My biggest concern during our 2.5-day winter trip to Iceland was the weather and its effects on my photography equipment and experience. I’ve gone to the Swiss Alps with my Fujifilm XT20 camera, but other than being cold, it was dry and sunny. Iceland was a different story. It was cold, wet, and gloomy the entire time we were in Iceland.
The new Fujifilm XT3 camera was released about a month before my trip. Like its predecessor, the XT2, it promised a weather-resistant camera body. When it was first released, I debated whether or not to purchase it right away, especially because it was going to be an expensive investment. However, I went for it a couple weeks before our trip because of my growing concerns about Iceland’s weather and because I wanted to make sure that the weather wouldn’t hinder me from photographing the places we were about to visit. Fortunately, I already had weather resistant, lightweight prime lenses (Fujifilm XF 23mm f2 and 35mm f2), so I didn’t have to buy or rent lenses on top of my already expensive camera body purchase.
To protect my camera and lenses, I also brought my Matador Camera Base Layer with built-in rain cover and my Matador Lens Base Layer. Since I only switched lenses inside the camper van we rented from Happy Campers (to ensure a dry space), I kept my extra lens and the Lens Base Layer inside our van. I also clipped a small quick-dry towel onto my bra strap for easy access and kept it protected underneath my layers of parka and additional clothing. I used the towel to quickly wipe down my camera body and lens body (not the glass–I have different wipes for the glass) as soon as I could. Despite them being weather resistant, I didn’t want the moisture to hang around, especially when I stored them in the Matador base layers.
At night inside the van, I thoroughly wiped down my camera and kept it with the lens attached inside a resealable sandwich bag containing moisture-absorbing silica gel packets. I took out the Promaster Rugged memory cards (advertised to be “world proof”) and battery and kept the doors open while inside the bag. (I learned this from one of the helpful employees at National Camera Exchange, which is my local camera store.)
I also had to protect myself to make sure I was ready for any photography opportunities. Luckily, I live in Minnesota and understand how important layers are in the winter because it could be cold and wet outdoors while hot and dry indoors (even just inside the camper van).
My main outer layer was the weather-resistant Eddie Bauer parka. Even in the cold rain, it kept me warm and dry underneath it. My other top layers were a lightweight sweater and a moisture-wicking sleeved shirt. For my bottoms, I wore thick leggings most of the time, but also brought a pair of cargo pants in case I needed another layer. I also had my Love Your Melon beanie, a thick scarf, Sorel calf-high waterproof winter boots, and weather-resistant Burton Gore-Tex waterproof mittens that came with a pair of thin liner gloves.
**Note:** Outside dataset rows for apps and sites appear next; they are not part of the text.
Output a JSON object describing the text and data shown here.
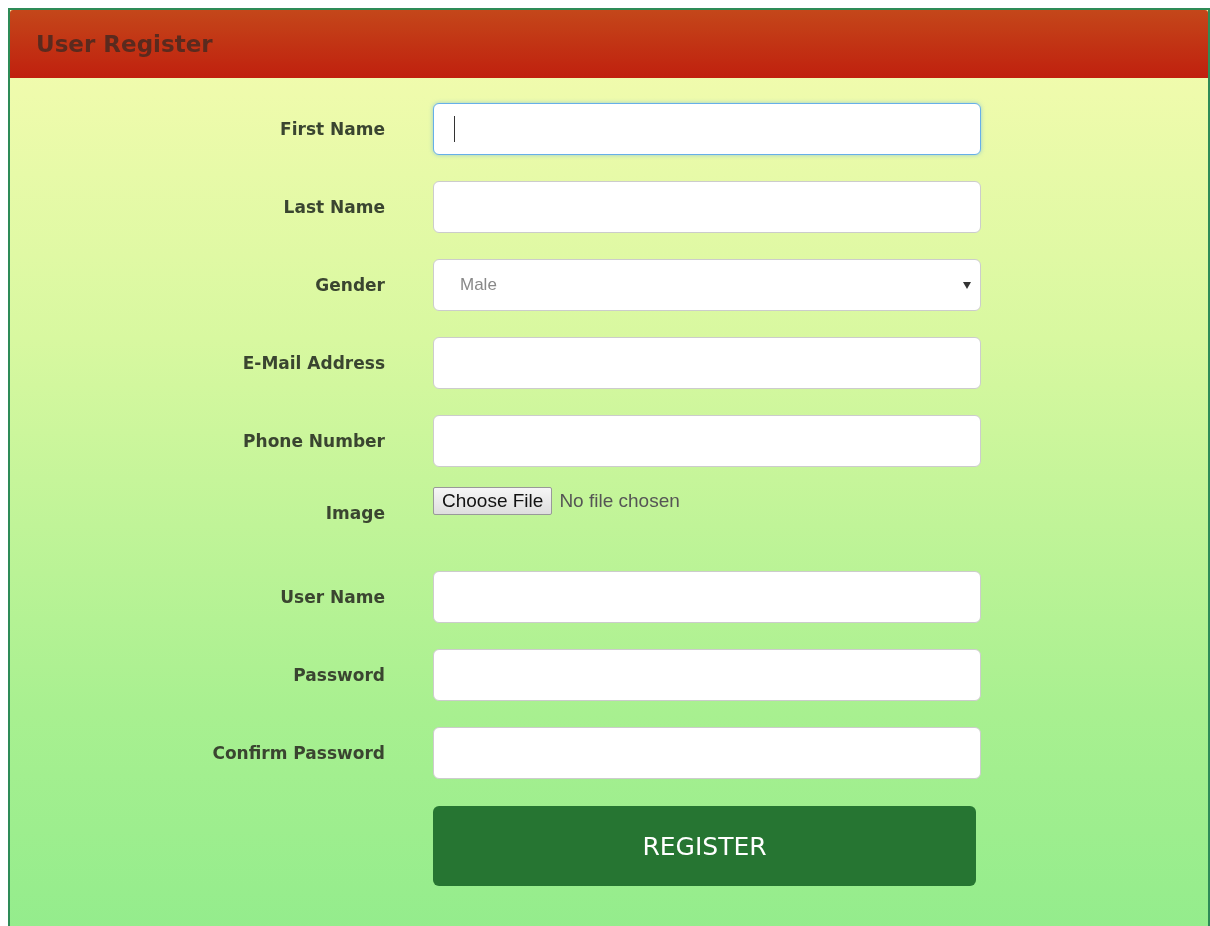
{
  "panel": {
    "title": "User Register"
  },
  "fields": [
    {
      "kind": "text",
      "label": "First Name",
      "focused": true
    },
    {
      "kind": "text",
      "label": "Last Name",
      "focused": false
    },
    {
      "kind": "select",
      "label": "Gender",
      "value": "Male",
      "focused": false
    },
    {
      "kind": "text",
      "label": "E-Mail Address",
      "focused": false
    },
    {
      "kind": "text",
      "label": "Phone Number",
      "focused": false
    },
    {
      "kind": "file",
      "label": "Image",
      "button": "Choose File",
      "status": "No file chosen",
      "focused": false
    },
    {
      "kind": "text",
      "label": "User Name",
      "focused": false
    },
    {
      "kind": "text",
      "label": "Password",
      "focused": false
    },
    {
      "kind": "text",
      "label": "Confirm Password",
      "focused": false
    }
  ],
  "submit": {
    "label": "REGISTER"
  }
}
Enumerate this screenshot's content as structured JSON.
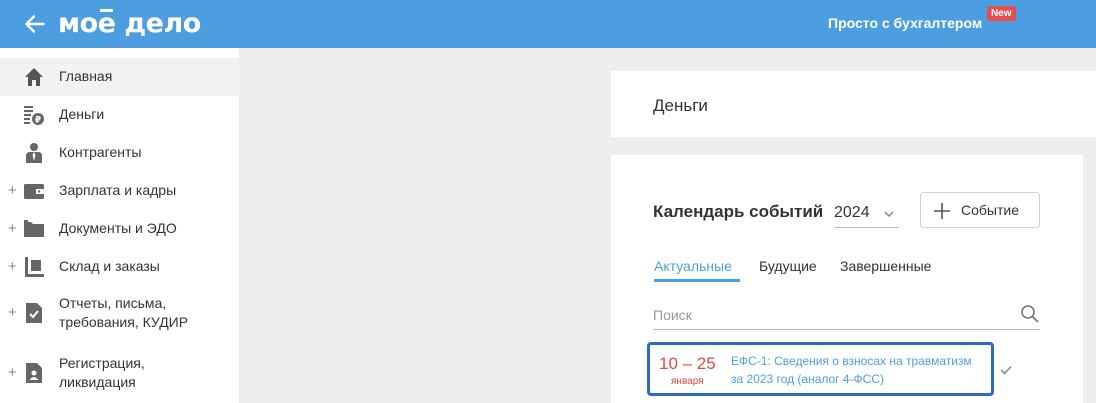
{
  "header": {
    "logo_left": "мо",
    "logo_e": "е",
    "logo_right": " дело",
    "promo_text": "Просто с бухгалтером",
    "promo_badge": "New"
  },
  "sidebar": {
    "items": [
      {
        "label": "Главная",
        "icon": "home-icon",
        "expandable": false,
        "active": true
      },
      {
        "label": "Деньги",
        "icon": "money-icon",
        "expandable": false
      },
      {
        "label": "Контрагенты",
        "icon": "contractor-icon",
        "expandable": false
      },
      {
        "label": "Зарплата и кадры",
        "icon": "wallet-icon",
        "expandable": true
      },
      {
        "label": "Документы и ЭДО",
        "icon": "folder-icon",
        "expandable": true
      },
      {
        "label": "Склад и заказы",
        "icon": "warehouse-icon",
        "expandable": true
      },
      {
        "label": "Отчеты, письма, требования, КУДИР",
        "icon": "report-icon",
        "expandable": true
      },
      {
        "label": "Регистрация, ликвидация",
        "icon": "registration-icon",
        "expandable": true
      }
    ]
  },
  "money_card": {
    "title": "Деньги"
  },
  "calendar": {
    "title": "Календарь событий",
    "year": "2024",
    "add_button_label": "Событие",
    "tabs": [
      {
        "label": "Актуальные",
        "active": true
      },
      {
        "label": "Будущие"
      },
      {
        "label": "Завершенные"
      }
    ],
    "search_placeholder": "Поиск",
    "events": [
      {
        "dates": "10 – 25",
        "month": "января",
        "text": "ЕФС-1: Сведения о взносах на травматизм за 2023 год (аналог 4-ФСС)"
      }
    ]
  },
  "colors": {
    "header_bg": "#4d9ee0",
    "accent": "#4d9ee0",
    "badge_red": "#e84c4c",
    "date_red": "#e04848",
    "focus_border": "#2d6bbf"
  }
}
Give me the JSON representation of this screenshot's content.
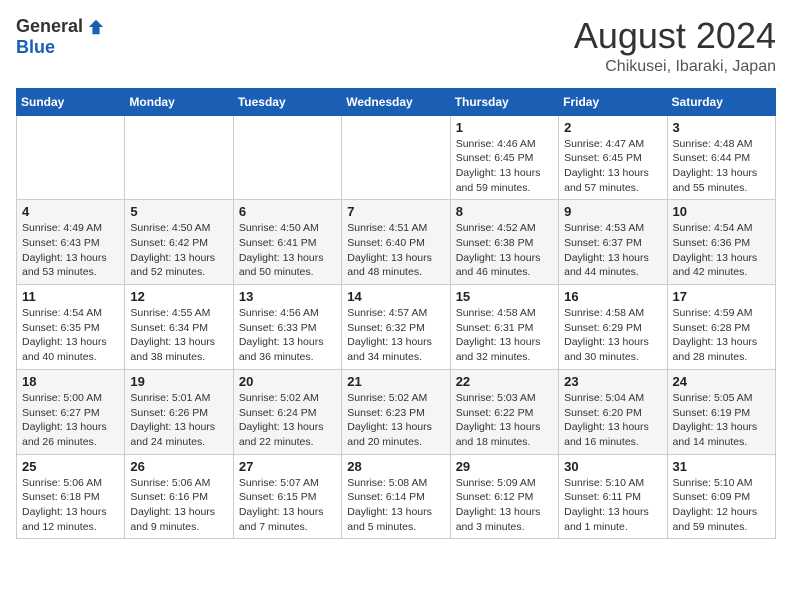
{
  "logo": {
    "general": "General",
    "blue": "Blue"
  },
  "title": {
    "month_year": "August 2024",
    "location": "Chikusei, Ibaraki, Japan"
  },
  "weekdays": [
    "Sunday",
    "Monday",
    "Tuesday",
    "Wednesday",
    "Thursday",
    "Friday",
    "Saturday"
  ],
  "weeks": [
    [
      {
        "day": "",
        "info": ""
      },
      {
        "day": "",
        "info": ""
      },
      {
        "day": "",
        "info": ""
      },
      {
        "day": "",
        "info": ""
      },
      {
        "day": "1",
        "info": "Sunrise: 4:46 AM\nSunset: 6:45 PM\nDaylight: 13 hours\nand 59 minutes."
      },
      {
        "day": "2",
        "info": "Sunrise: 4:47 AM\nSunset: 6:45 PM\nDaylight: 13 hours\nand 57 minutes."
      },
      {
        "day": "3",
        "info": "Sunrise: 4:48 AM\nSunset: 6:44 PM\nDaylight: 13 hours\nand 55 minutes."
      }
    ],
    [
      {
        "day": "4",
        "info": "Sunrise: 4:49 AM\nSunset: 6:43 PM\nDaylight: 13 hours\nand 53 minutes."
      },
      {
        "day": "5",
        "info": "Sunrise: 4:50 AM\nSunset: 6:42 PM\nDaylight: 13 hours\nand 52 minutes."
      },
      {
        "day": "6",
        "info": "Sunrise: 4:50 AM\nSunset: 6:41 PM\nDaylight: 13 hours\nand 50 minutes."
      },
      {
        "day": "7",
        "info": "Sunrise: 4:51 AM\nSunset: 6:40 PM\nDaylight: 13 hours\nand 48 minutes."
      },
      {
        "day": "8",
        "info": "Sunrise: 4:52 AM\nSunset: 6:38 PM\nDaylight: 13 hours\nand 46 minutes."
      },
      {
        "day": "9",
        "info": "Sunrise: 4:53 AM\nSunset: 6:37 PM\nDaylight: 13 hours\nand 44 minutes."
      },
      {
        "day": "10",
        "info": "Sunrise: 4:54 AM\nSunset: 6:36 PM\nDaylight: 13 hours\nand 42 minutes."
      }
    ],
    [
      {
        "day": "11",
        "info": "Sunrise: 4:54 AM\nSunset: 6:35 PM\nDaylight: 13 hours\nand 40 minutes."
      },
      {
        "day": "12",
        "info": "Sunrise: 4:55 AM\nSunset: 6:34 PM\nDaylight: 13 hours\nand 38 minutes."
      },
      {
        "day": "13",
        "info": "Sunrise: 4:56 AM\nSunset: 6:33 PM\nDaylight: 13 hours\nand 36 minutes."
      },
      {
        "day": "14",
        "info": "Sunrise: 4:57 AM\nSunset: 6:32 PM\nDaylight: 13 hours\nand 34 minutes."
      },
      {
        "day": "15",
        "info": "Sunrise: 4:58 AM\nSunset: 6:31 PM\nDaylight: 13 hours\nand 32 minutes."
      },
      {
        "day": "16",
        "info": "Sunrise: 4:58 AM\nSunset: 6:29 PM\nDaylight: 13 hours\nand 30 minutes."
      },
      {
        "day": "17",
        "info": "Sunrise: 4:59 AM\nSunset: 6:28 PM\nDaylight: 13 hours\nand 28 minutes."
      }
    ],
    [
      {
        "day": "18",
        "info": "Sunrise: 5:00 AM\nSunset: 6:27 PM\nDaylight: 13 hours\nand 26 minutes."
      },
      {
        "day": "19",
        "info": "Sunrise: 5:01 AM\nSunset: 6:26 PM\nDaylight: 13 hours\nand 24 minutes."
      },
      {
        "day": "20",
        "info": "Sunrise: 5:02 AM\nSunset: 6:24 PM\nDaylight: 13 hours\nand 22 minutes."
      },
      {
        "day": "21",
        "info": "Sunrise: 5:02 AM\nSunset: 6:23 PM\nDaylight: 13 hours\nand 20 minutes."
      },
      {
        "day": "22",
        "info": "Sunrise: 5:03 AM\nSunset: 6:22 PM\nDaylight: 13 hours\nand 18 minutes."
      },
      {
        "day": "23",
        "info": "Sunrise: 5:04 AM\nSunset: 6:20 PM\nDaylight: 13 hours\nand 16 minutes."
      },
      {
        "day": "24",
        "info": "Sunrise: 5:05 AM\nSunset: 6:19 PM\nDaylight: 13 hours\nand 14 minutes."
      }
    ],
    [
      {
        "day": "25",
        "info": "Sunrise: 5:06 AM\nSunset: 6:18 PM\nDaylight: 13 hours\nand 12 minutes."
      },
      {
        "day": "26",
        "info": "Sunrise: 5:06 AM\nSunset: 6:16 PM\nDaylight: 13 hours\nand 9 minutes."
      },
      {
        "day": "27",
        "info": "Sunrise: 5:07 AM\nSunset: 6:15 PM\nDaylight: 13 hours\nand 7 minutes."
      },
      {
        "day": "28",
        "info": "Sunrise: 5:08 AM\nSunset: 6:14 PM\nDaylight: 13 hours\nand 5 minutes."
      },
      {
        "day": "29",
        "info": "Sunrise: 5:09 AM\nSunset: 6:12 PM\nDaylight: 13 hours\nand 3 minutes."
      },
      {
        "day": "30",
        "info": "Sunrise: 5:10 AM\nSunset: 6:11 PM\nDaylight: 13 hours\nand 1 minute."
      },
      {
        "day": "31",
        "info": "Sunrise: 5:10 AM\nSunset: 6:09 PM\nDaylight: 12 hours\nand 59 minutes."
      }
    ]
  ]
}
Keeping my photography equipment and myself protected ensured that I would be able to enjoy my trip and gave me the peace of mind I needed to capture the photos I wanted to capture without endangering my gear.